WORK REQUEST: Copy out the listing in full, exactly as written, but not its pictures.

SUPPLIED RECORDS:
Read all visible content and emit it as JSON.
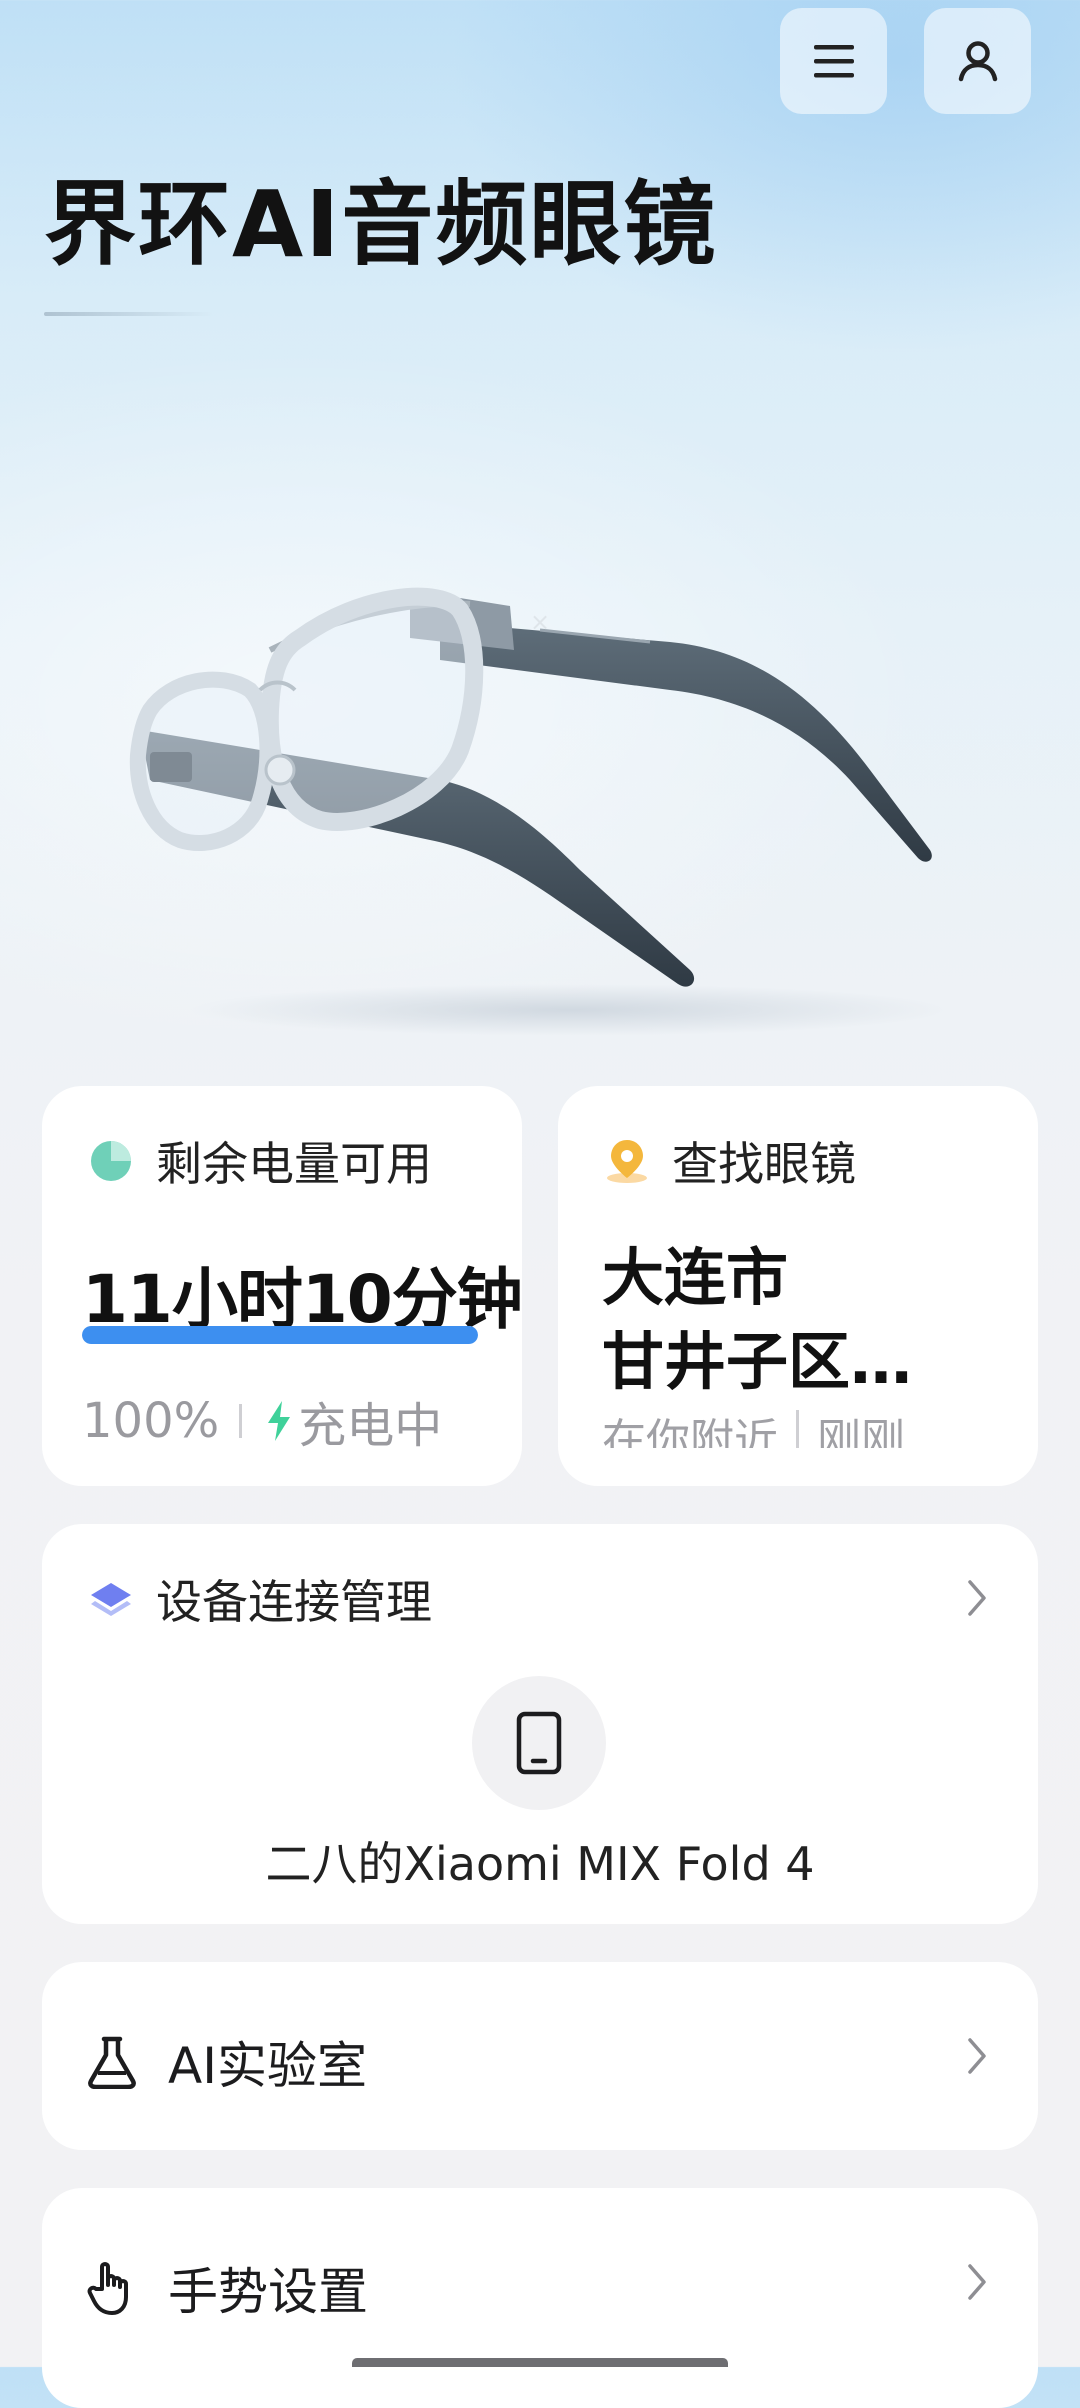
{
  "header": {
    "title": "界环AI音频眼镜",
    "menu_icon": "menu-icon",
    "profile_icon": "user-icon"
  },
  "battery_card": {
    "label": "剩余电量可用",
    "icon": "pie-chart-icon",
    "remaining_time": "11小时10分钟",
    "level_percent": 100,
    "percent_text": "100%",
    "charging_text": "充电中",
    "accent_color": "#3d8ff0",
    "icon_color": "#6fd0b8"
  },
  "find_card": {
    "label": "查找眼镜",
    "icon": "location-pin-icon",
    "location_line1": "大连市",
    "location_line2": "甘井子区…",
    "nearby_text": "在你附近",
    "time_text": "刚刚",
    "icon_color": "#f4b73c"
  },
  "device_card": {
    "label": "设备连接管理",
    "icon": "layers-icon",
    "device_icon": "phone-icon",
    "device_name": "二八的Xiaomi MIX Fold 4",
    "icon_color": "#6f7ff0"
  },
  "ai_lab": {
    "label": "AI实验室",
    "icon": "flask-icon"
  },
  "gesture": {
    "label": "手势设置",
    "icon": "hand-pointer-icon"
  }
}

EXERCISE RESPONSE:
Read all visible content and emit it as JSON.
{
  "header": {
    "title": "界环AI音频眼镜",
    "menu_icon": "menu-icon",
    "profile_icon": "user-icon"
  },
  "battery_card": {
    "label": "剩余电量可用",
    "icon": "pie-chart-icon",
    "remaining_time": "11小时10分钟",
    "level_percent": 100,
    "percent_text": "100%",
    "charging_text": "充电中",
    "accent_color": "#3d8ff0",
    "icon_color": "#6fd0b8"
  },
  "find_card": {
    "label": "查找眼镜",
    "icon": "location-pin-icon",
    "location_line1": "大连市",
    "location_line2": "甘井子区…",
    "nearby_text": "在你附近",
    "time_text": "刚刚",
    "icon_color": "#f4b73c"
  },
  "device_card": {
    "label": "设备连接管理",
    "icon": "layers-icon",
    "device_icon": "phone-icon",
    "device_name": "二八的Xiaomi MIX Fold 4",
    "icon_color": "#6f7ff0"
  },
  "ai_lab": {
    "label": "AI实验室",
    "icon": "flask-icon"
  },
  "gesture": {
    "label": "手势设置",
    "icon": "hand-pointer-icon"
  }
}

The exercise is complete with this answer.